A third option to consider is donating stocks. When a donor has stock that has appreciated in value,
they can donate to avoid the capital gains taxes that they would have incurred otherwise.
And there are also groups called Giving Circles. Just like many people get together for all sorts of reasons
(book clubs, fantasy sports, etc.) Giving Circles are a group of people who pool their funds together to
make charitable donations. Giving Circles are sometimes made up of small informal groups or larger
groups with formal structures and rules in place. Formal ones can even become a 501(C)(3) themselves
if they so choose. After the giving decision is made by the group, each individual donates will get their
own receipt and can take their deduction as they normally would when donating. Giving Circles allow
individuals to become more involved with their philanthropic activities. Pooling know-how and resources
often will lead to larger impact.

If you're wondering how the latest tax proposals might affect your giving decisions, take a look at Charity
Navigator's last blog post.

Written by Matt Viola, Vice President of Program Analyst Operations at Charity Navigator.
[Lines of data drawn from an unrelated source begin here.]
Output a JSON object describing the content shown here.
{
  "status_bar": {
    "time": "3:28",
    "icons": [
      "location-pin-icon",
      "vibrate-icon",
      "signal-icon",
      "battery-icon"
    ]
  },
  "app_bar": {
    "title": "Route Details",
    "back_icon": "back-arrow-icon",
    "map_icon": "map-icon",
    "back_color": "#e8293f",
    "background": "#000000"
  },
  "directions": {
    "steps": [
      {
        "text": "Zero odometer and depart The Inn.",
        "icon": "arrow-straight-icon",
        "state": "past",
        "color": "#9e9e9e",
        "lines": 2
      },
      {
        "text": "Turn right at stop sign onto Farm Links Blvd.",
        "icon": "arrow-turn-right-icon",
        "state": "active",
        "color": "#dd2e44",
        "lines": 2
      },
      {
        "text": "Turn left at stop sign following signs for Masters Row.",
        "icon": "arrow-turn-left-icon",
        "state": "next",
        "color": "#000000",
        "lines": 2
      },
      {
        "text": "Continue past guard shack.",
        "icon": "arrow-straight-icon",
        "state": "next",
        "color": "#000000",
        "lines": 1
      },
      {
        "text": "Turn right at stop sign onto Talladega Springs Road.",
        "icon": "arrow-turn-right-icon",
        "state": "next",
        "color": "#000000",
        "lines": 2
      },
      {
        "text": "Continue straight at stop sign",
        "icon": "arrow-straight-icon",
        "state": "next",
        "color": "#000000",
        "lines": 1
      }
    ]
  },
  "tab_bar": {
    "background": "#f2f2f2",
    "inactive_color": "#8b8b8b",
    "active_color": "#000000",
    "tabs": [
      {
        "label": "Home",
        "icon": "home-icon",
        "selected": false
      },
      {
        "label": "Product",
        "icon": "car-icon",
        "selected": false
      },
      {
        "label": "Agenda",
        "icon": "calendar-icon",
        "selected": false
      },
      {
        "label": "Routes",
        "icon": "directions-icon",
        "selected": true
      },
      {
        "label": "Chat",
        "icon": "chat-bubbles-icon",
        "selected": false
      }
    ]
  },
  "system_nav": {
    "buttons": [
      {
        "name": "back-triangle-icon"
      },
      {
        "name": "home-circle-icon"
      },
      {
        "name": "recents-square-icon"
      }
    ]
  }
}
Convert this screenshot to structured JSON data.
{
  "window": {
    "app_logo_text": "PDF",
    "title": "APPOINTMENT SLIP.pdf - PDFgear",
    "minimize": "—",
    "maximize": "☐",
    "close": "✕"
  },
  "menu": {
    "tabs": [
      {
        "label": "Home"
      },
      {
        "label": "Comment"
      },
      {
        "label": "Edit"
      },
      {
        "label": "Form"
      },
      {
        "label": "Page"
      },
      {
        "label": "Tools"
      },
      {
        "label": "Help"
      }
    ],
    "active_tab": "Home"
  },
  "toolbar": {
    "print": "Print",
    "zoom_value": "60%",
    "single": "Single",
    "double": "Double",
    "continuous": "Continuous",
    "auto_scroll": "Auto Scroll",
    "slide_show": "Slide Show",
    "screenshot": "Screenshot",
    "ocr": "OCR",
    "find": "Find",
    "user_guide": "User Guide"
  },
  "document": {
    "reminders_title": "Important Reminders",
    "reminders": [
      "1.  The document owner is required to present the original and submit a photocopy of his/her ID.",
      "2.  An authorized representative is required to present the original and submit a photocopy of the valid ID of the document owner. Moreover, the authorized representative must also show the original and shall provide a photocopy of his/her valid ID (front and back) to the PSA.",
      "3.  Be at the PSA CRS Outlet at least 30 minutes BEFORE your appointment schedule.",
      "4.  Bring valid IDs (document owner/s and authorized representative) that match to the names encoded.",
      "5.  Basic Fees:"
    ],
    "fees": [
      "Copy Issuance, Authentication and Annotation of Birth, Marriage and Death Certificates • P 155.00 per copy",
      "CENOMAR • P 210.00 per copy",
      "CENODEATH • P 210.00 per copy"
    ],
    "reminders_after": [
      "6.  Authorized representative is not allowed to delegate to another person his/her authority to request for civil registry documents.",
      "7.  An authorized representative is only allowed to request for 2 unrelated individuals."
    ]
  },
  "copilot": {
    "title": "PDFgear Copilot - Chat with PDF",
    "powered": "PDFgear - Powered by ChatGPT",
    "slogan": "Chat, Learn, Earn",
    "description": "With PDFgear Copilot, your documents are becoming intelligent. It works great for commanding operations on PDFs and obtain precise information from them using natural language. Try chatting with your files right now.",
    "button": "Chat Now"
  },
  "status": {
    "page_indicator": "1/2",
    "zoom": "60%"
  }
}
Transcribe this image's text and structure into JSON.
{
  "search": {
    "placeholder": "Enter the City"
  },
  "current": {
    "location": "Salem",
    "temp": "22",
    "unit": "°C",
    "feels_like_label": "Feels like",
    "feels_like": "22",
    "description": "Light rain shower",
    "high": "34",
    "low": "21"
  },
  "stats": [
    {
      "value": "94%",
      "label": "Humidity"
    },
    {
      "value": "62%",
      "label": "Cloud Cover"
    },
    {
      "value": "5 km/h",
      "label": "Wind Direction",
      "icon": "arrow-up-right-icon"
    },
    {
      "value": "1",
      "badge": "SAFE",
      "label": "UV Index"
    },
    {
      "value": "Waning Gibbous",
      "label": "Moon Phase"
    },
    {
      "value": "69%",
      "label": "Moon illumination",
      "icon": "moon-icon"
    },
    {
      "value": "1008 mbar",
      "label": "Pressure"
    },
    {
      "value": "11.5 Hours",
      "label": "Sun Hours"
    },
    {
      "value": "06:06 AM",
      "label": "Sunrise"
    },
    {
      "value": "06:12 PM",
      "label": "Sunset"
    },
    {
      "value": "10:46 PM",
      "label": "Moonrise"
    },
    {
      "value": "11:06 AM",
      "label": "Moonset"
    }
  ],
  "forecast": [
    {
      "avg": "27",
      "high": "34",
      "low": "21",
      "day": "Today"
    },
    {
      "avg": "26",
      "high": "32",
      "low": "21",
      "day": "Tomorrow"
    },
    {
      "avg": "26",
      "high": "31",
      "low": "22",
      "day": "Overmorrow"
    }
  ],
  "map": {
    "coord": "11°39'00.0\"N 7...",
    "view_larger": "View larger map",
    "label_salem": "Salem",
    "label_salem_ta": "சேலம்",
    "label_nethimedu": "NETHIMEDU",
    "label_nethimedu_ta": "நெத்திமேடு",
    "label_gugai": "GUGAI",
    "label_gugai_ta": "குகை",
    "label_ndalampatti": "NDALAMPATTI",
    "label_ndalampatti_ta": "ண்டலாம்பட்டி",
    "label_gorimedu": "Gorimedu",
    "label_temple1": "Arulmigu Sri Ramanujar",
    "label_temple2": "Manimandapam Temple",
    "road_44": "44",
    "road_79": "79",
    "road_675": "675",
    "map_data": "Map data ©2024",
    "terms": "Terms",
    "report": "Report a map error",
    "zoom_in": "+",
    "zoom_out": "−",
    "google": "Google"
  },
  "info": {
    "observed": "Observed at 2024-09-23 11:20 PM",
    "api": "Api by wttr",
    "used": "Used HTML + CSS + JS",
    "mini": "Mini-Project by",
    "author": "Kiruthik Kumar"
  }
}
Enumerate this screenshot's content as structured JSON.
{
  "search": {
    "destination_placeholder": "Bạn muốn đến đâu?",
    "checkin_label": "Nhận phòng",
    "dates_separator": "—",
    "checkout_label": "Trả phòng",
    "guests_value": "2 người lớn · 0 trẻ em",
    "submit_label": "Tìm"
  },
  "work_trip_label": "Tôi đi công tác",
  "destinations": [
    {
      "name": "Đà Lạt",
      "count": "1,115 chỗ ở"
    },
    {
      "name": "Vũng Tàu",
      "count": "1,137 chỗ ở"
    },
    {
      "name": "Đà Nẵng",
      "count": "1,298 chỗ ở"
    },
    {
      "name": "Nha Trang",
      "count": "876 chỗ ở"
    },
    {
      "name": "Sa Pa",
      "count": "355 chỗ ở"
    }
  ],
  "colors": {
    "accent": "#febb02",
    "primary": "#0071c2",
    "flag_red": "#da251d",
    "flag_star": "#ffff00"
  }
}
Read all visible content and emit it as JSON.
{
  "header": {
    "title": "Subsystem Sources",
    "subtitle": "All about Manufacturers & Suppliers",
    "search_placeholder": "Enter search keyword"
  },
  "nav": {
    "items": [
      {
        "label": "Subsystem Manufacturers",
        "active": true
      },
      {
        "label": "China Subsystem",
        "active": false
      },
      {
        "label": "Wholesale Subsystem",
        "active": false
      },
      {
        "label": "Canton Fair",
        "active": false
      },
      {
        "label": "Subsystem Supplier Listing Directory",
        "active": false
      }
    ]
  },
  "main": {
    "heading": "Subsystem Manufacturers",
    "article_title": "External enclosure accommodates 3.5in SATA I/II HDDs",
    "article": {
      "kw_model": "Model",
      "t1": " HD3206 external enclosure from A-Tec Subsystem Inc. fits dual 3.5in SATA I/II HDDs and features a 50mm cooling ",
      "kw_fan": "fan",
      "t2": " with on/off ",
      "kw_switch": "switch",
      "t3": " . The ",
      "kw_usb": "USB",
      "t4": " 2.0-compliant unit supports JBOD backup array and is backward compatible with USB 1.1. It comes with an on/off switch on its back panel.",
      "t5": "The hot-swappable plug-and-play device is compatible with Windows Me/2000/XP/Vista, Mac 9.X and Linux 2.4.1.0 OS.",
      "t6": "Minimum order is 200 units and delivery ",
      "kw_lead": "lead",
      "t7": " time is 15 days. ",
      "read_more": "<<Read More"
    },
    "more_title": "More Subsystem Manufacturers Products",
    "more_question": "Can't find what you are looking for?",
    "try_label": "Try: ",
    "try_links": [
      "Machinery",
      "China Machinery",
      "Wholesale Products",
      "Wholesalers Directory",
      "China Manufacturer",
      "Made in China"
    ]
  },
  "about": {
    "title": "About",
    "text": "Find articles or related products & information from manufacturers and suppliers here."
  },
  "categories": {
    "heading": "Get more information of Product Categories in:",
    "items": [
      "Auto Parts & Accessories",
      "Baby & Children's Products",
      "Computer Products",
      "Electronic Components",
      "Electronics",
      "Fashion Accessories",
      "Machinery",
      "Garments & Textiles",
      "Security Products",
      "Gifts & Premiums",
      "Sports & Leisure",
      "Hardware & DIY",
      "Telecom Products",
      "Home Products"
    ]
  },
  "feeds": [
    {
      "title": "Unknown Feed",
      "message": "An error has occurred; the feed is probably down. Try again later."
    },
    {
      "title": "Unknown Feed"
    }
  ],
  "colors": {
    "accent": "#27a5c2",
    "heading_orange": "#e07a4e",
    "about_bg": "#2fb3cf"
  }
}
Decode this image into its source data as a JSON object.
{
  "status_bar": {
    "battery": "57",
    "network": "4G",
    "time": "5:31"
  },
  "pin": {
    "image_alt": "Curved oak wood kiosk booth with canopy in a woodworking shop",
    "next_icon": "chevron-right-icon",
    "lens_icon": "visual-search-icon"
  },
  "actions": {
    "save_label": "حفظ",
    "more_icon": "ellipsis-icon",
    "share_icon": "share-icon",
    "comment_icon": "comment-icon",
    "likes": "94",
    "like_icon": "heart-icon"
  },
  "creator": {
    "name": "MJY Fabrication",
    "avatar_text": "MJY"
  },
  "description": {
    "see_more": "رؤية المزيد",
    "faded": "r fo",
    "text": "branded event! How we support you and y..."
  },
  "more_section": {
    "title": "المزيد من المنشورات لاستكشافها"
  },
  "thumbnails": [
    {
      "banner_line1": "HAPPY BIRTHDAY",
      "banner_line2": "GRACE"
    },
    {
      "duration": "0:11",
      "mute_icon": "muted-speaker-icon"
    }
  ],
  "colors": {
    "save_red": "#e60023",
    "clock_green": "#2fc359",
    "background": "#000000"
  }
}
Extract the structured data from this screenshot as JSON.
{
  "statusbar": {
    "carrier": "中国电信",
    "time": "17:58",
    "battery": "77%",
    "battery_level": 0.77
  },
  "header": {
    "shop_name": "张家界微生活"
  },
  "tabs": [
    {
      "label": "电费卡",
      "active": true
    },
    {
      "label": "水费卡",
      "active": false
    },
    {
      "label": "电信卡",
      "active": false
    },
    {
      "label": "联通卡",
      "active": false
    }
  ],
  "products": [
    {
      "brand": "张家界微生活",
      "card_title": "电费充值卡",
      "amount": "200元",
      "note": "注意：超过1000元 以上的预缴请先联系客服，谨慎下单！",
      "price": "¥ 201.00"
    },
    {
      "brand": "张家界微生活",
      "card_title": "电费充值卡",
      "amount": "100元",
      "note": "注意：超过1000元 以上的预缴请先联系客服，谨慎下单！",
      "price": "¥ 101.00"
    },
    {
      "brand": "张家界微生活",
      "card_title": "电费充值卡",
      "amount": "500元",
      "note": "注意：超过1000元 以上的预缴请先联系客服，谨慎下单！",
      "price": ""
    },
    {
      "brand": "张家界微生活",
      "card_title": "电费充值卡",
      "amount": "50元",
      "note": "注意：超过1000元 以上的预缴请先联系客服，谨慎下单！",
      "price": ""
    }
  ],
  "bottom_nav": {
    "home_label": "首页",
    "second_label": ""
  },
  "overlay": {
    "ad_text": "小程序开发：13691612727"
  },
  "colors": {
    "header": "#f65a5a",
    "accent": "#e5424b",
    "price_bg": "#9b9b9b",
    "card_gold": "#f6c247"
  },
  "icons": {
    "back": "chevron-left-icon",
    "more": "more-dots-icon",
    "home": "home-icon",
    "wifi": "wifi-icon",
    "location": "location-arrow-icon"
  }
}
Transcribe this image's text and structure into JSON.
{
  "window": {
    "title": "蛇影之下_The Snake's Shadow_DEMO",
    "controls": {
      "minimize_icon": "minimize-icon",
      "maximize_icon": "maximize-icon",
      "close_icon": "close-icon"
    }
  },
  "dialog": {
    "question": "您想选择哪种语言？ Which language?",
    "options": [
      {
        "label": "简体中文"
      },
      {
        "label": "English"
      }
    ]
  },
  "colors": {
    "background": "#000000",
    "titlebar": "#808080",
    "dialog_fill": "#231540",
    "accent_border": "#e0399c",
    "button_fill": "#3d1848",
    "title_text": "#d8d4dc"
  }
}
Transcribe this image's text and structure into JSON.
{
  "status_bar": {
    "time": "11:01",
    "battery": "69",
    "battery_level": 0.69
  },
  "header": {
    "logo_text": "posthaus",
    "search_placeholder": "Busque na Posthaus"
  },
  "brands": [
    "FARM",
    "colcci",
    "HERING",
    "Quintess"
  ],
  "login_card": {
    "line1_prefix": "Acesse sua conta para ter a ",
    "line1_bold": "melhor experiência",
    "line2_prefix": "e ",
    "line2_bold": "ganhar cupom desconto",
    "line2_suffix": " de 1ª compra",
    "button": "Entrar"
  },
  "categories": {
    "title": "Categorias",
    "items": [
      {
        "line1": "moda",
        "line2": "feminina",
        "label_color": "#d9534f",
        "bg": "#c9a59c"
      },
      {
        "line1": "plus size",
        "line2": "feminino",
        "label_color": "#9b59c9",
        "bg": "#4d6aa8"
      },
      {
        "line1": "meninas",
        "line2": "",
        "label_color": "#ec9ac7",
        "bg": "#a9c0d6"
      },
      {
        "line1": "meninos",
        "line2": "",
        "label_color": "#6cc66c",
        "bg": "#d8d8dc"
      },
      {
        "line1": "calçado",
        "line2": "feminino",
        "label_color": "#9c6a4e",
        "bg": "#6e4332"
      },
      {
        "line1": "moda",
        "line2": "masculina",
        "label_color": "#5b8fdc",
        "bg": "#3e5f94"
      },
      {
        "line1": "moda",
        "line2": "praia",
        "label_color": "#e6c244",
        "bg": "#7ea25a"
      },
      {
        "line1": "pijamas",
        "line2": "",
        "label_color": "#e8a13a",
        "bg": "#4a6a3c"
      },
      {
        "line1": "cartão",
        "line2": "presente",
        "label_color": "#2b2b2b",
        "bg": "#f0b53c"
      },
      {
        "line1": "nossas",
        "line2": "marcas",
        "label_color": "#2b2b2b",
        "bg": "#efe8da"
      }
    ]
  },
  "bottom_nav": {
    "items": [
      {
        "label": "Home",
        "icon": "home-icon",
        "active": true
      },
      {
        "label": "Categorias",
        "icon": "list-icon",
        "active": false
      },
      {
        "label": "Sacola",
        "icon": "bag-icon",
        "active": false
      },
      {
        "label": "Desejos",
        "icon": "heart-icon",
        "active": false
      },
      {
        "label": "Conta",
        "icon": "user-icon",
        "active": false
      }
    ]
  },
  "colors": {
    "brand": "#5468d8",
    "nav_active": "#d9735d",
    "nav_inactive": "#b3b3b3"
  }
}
1 comment:

older person said...

Why is there no mention of direct donations from the Required Minimum Distribution from IRA accounts for people 70.5 years old? Since these older people, with IRAs, are required to withdraw a certain percentage from their IRAs annually, donations given directly from this RMD will not be considered taxed as income. It amazes me how few older people are aware of this and how few websites of charitable organizations mention it!